and et up a scholarship for a commuter student who kept up his or her grades.
CNU’s financial aid people would choose the student. So, we’d faithfully done our job.
Just this past month,
we received a letter from this year’s scholarship student, Maja Mastilovic,
a native of Bosnia who grew up in a war zone
before she migrated with her parents to the United States.
It was a very gracious thank-you letter,
filled with idealistic ambition to change the world, promote peace and justice,
and use her education well.
Dick Swift read the letter to the vestry, and we were deeply moved.
The next day, somebody suggested to me that we invite Maja to be our
at our September Celtic Eucharist.
It’ll be on the evening of 9/11, that 10th anniversary, and our theme is peace
I invited her, and she’s coming. Bringing her mother too.
I’ve asked the chaplain at CNU to bring some students.
You won’t be surprised if I say this:
I don’t know how the evening will unfold exactly,
but that I’m expecting the Holy Spirit to be there.
I think if you “put on the mind of Christ” as Paul puts it,
these sorts of things happen.
It’s the task of our lives to grow into God,
to open our eyes to see God in the spaces between people.
And it makes the responsibilities of being a Christian –
feeding the hungry, praying for our enemies, forgiving 770 times,

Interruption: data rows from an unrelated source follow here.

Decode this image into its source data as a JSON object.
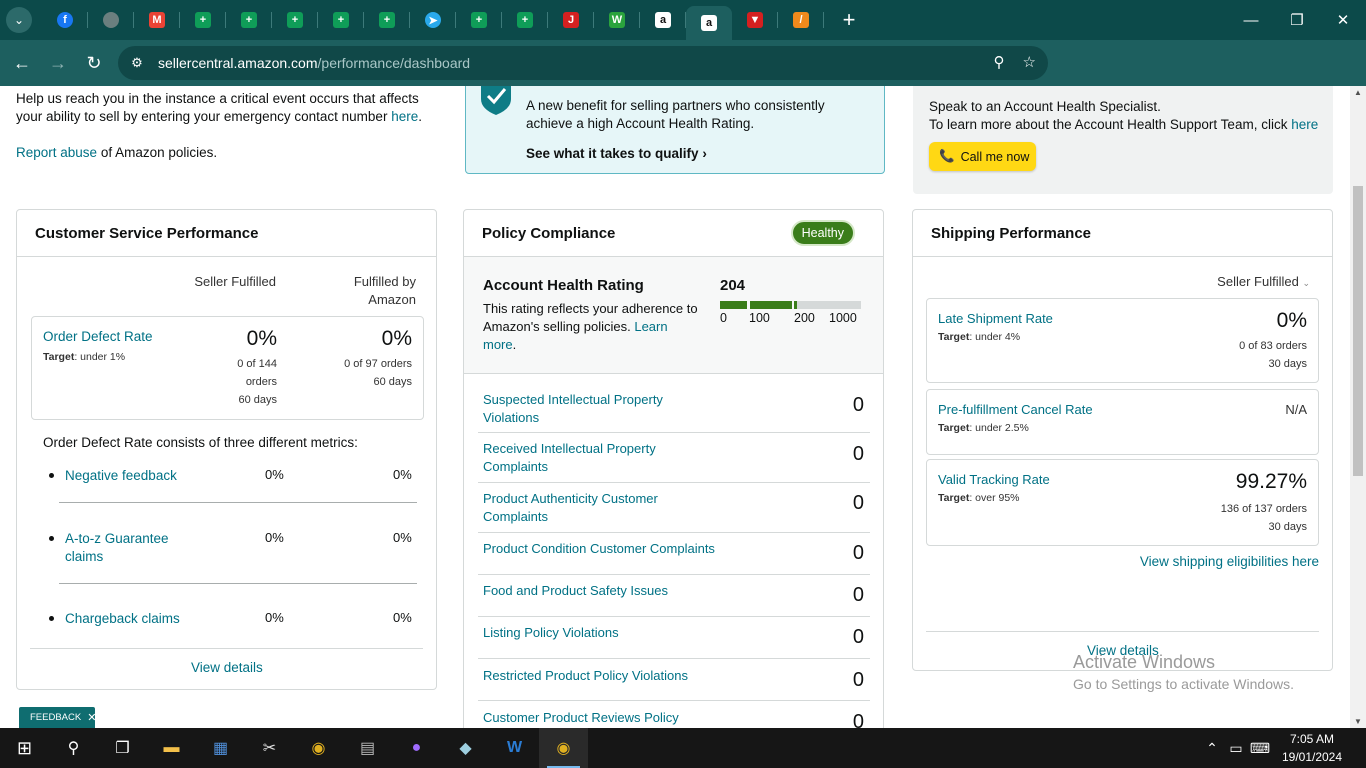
{
  "browser": {
    "tabs": [
      {
        "icon": "facebook-icon",
        "color": "#1877f2",
        "glyph": "f"
      },
      {
        "icon": "globe-icon",
        "color": "#6b7f7f",
        "glyph": ""
      },
      {
        "icon": "gmail-icon",
        "color": "#ea4335",
        "glyph": "M"
      },
      {
        "icon": "sheets-icon",
        "color": "#0f9d58",
        "glyph": "+"
      },
      {
        "icon": "sheets-icon",
        "color": "#0f9d58",
        "glyph": "+"
      },
      {
        "icon": "sheets-icon",
        "color": "#0f9d58",
        "glyph": "+"
      },
      {
        "icon": "sheets-icon",
        "color": "#0f9d58",
        "glyph": "+"
      },
      {
        "icon": "sheets-icon",
        "color": "#0f9d58",
        "glyph": "+"
      },
      {
        "icon": "telegram-icon",
        "color": "#29a9eb",
        "glyph": "➤"
      },
      {
        "icon": "sheets-icon",
        "color": "#0f9d58",
        "glyph": "+"
      },
      {
        "icon": "sheets-icon",
        "color": "#0f9d58",
        "glyph": "+"
      },
      {
        "icon": "jumia-icon",
        "color": "#d42020",
        "glyph": "J"
      },
      {
        "icon": "wise-icon",
        "color": "#2aa33d",
        "glyph": "W"
      },
      {
        "icon": "amazon-icon",
        "color": "#ffffff",
        "glyph": "a"
      },
      {
        "icon": "amazon-icon",
        "color": "#ffffff",
        "glyph": "a",
        "active": true
      },
      {
        "icon": "red-arrow-icon",
        "color": "#d42020",
        "glyph": "▼"
      },
      {
        "icon": "app-icon",
        "color": "#f08a1c",
        "glyph": "/"
      }
    ],
    "url_host": "sellercentral.amazon.com",
    "url_path": "/performance/dashboard"
  },
  "top": {
    "emergency_line1": "Help us reach you in the instance a critical event occurs that affects",
    "emergency_line2": "your ability to sell by entering your emergency contact number",
    "here": "here",
    "period": ".",
    "report_abuse": "Report abuse",
    "report_rest": " of Amazon policies."
  },
  "benefit": {
    "line1": "A new benefit for selling partners who consistently",
    "line2": "achieve a high Account Health Rating.",
    "qualify": "See what it takes to qualify"
  },
  "ahs": {
    "line1": "Speak to an Account Health Specialist.",
    "line2": "To learn more about the Account Health Support Team, click",
    "here": "here",
    "call": "Call me now"
  },
  "customer_service": {
    "title": "Customer Service Performance",
    "col1": "Seller Fulfilled",
    "col2_l1": "Fulfilled by",
    "col2_l2": "Amazon",
    "odr_title": "Order Defect Rate",
    "odr_target_label": "Target",
    "odr_target": ": under 1%",
    "sf_pct": "0%",
    "sf_l1": "0 of 144",
    "sf_l2": "orders",
    "sf_l3": "60 days",
    "fba_pct": "0%",
    "fba_l1": "0 of 97 orders",
    "fba_l2": "60 days",
    "intro": "Order Defect Rate consists of three different metrics:",
    "metrics": [
      {
        "l1": "Negative feedback",
        "l2": "",
        "sf": "0%",
        "fba": "0%"
      },
      {
        "l1": "A-to-z Guarantee",
        "l2": "claims",
        "sf": "0%",
        "fba": "0%"
      },
      {
        "l1": "Chargeback claims",
        "l2": "",
        "sf": "0%",
        "fba": "0%"
      }
    ],
    "view_details": "View details"
  },
  "policy": {
    "title": "Policy Compliance",
    "badge": "Healthy",
    "ahr_title": "Account Health Rating",
    "ahr_desc_1": "This rating reflects your adherence",
    "ahr_desc_2": "to Amazon's selling policies.",
    "learn": "Learn",
    "more": "more",
    "dot": ".",
    "score": "204",
    "score_value": 204,
    "scale": [
      "0",
      "100",
      "200",
      "1000"
    ],
    "rows": [
      {
        "l1": "Suspected Intellectual Property",
        "l2": "Violations",
        "v": "0"
      },
      {
        "l1": "Received Intellectual Property",
        "l2": "Complaints",
        "v": "0"
      },
      {
        "l1": "Product Authenticity Customer",
        "l2": "Complaints",
        "v": "0"
      },
      {
        "l1": "Product Condition Customer Complaints",
        "l2": "",
        "v": "0"
      },
      {
        "l1": "Food and Product Safety Issues",
        "l2": "",
        "v": "0"
      },
      {
        "l1": "Listing Policy Violations",
        "l2": "",
        "v": "0"
      },
      {
        "l1": "Restricted Product Policy Violations",
        "l2": "",
        "v": "0"
      },
      {
        "l1": "Customer Product Reviews Policy",
        "l2": "",
        "v": "0"
      }
    ]
  },
  "shipping": {
    "title": "Shipping Performance",
    "select": "Seller Fulfilled",
    "late_title": "Late Shipment Rate",
    "late_target": ": under 4%",
    "late_val": "0%",
    "late_l1": "0 of 83 orders",
    "late_l2": "30 days",
    "cancel_title": "Pre-fulfillment Cancel Rate",
    "cancel_target": ": under 2.5%",
    "cancel_val": "N/A",
    "vtr_title": "Valid Tracking Rate",
    "vtr_target": ": over 95%",
    "vtr_val": "99.27%",
    "vtr_l1": "136 of 137 orders",
    "vtr_l2": "30 days",
    "target_label": "Target",
    "eligibility": "View shipping eligibilities here",
    "view_details": "View details"
  },
  "watermark": {
    "l1": "Activate Windows",
    "l2": "Go to Settings to activate Windows."
  },
  "feedback": "FEEDBACK",
  "clock": {
    "time": "7:05 AM",
    "date": "19/01/2024"
  }
}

giving our money away –
it makes these things joyous and almost automatic.
And it leaves very little time to decide who the dogs are.
Because with this mind of Christ
nothing seems to be excluded.
Not people, not circumstances, not even broken things.
It’s all part of the unity of holiness.
Whether we’re young or old, limping or running,
successful or struggling,
we’re all located in God’s story.
And every one of us is invited at every moment
to live with a full heart into all God created us to be as his beloved,
in his company, and in each other’s.
Every body and every thing in the created order is included in this.
Everybody’s chosen, and nobody’s a dog under the table.
There comes to be even no dividing line between the living and the dead.
The Canaanite woman got it.
She insisted on a face-to-face with Jesus,
and he granted the deepest desire of her heart.
He will not do one molecule less for you and me.
But hold onto your hat.
The ride you go on will take you to places of glory
you can’t possibly ever imagine, in this world or the next. Amen.